To: cypherpunks@toad.com
Message Hash: 66525a5ba6e79435f2e07f54359dfd7ed28de64ff337e016528783fd3c804433
Message ID: <199407041555.IAA01229@jobe.shell.portal.com>
Reply To: N/A
UTC Datetime: 1994-07-04 15:51:04 UTC
Raw Date: Mon, 4 Jul 94 08:51:04 PDT

Raw message

From: nobody@shell.portal.com
Date: Mon, 4 Jul 94 08:51:04 PDT
To: cypherpunks@toad.com
Subject: No Subject
Message-ID: <199407041555.IAA01229@jobe.shell.portal.com>
MIME-Version: 1.0
Content-Type: text/plain

I have followed with interest this discussion of passphrase
"entropy".  What I'm not clear on is the effect of a hashing 
algorithm on the final entropy.  If I come up with a "random" set 
of printable characters which contain 128 bits of entropy, and 
feed them to MD5, let's say, will I still have 128 bits of 
entropy on the output?  Or do I need some sort of safety margin 
above 128 bits to "be sure"?

What's lurking in the back of my mind is this -- if you enter 
something with LESS than 128 bits, the hashing algorithm has to 
"pad" or otherwise fill in the missing bits from <somewhere>.  
Now if I have entered a phrase with EXACTLY 128 bits of entropy, 
hypothetically, is that enough to have flushed the padding or 
whatever out of the pipeline?

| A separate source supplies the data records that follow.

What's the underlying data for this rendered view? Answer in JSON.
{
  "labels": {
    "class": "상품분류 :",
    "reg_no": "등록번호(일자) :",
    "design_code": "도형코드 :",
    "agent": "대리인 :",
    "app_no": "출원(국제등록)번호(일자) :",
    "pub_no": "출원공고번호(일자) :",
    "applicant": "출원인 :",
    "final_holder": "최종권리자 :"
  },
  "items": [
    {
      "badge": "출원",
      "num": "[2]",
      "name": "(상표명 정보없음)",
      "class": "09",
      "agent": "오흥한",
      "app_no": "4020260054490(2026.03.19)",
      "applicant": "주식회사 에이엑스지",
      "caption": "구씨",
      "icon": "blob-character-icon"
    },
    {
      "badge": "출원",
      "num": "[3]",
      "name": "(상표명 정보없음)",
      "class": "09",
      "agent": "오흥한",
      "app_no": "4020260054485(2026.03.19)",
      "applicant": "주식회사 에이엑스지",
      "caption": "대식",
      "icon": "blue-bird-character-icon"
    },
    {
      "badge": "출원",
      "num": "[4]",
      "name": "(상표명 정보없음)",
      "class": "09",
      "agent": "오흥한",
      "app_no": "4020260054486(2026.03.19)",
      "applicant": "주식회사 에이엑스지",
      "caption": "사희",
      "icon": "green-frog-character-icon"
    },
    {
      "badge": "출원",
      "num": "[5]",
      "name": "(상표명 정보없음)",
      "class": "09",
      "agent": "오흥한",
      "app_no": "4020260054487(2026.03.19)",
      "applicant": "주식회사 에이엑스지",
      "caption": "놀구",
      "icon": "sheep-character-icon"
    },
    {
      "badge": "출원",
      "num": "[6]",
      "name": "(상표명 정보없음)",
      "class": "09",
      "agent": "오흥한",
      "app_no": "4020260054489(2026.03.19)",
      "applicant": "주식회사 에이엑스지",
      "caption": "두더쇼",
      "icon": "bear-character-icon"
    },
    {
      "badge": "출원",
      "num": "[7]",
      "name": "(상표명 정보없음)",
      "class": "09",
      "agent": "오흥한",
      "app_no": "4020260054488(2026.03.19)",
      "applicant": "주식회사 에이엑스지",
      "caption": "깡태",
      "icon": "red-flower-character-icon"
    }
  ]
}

Can we really treat MD5 as a "magic black box", or does the 
optimal input require a knowledge of how the box works?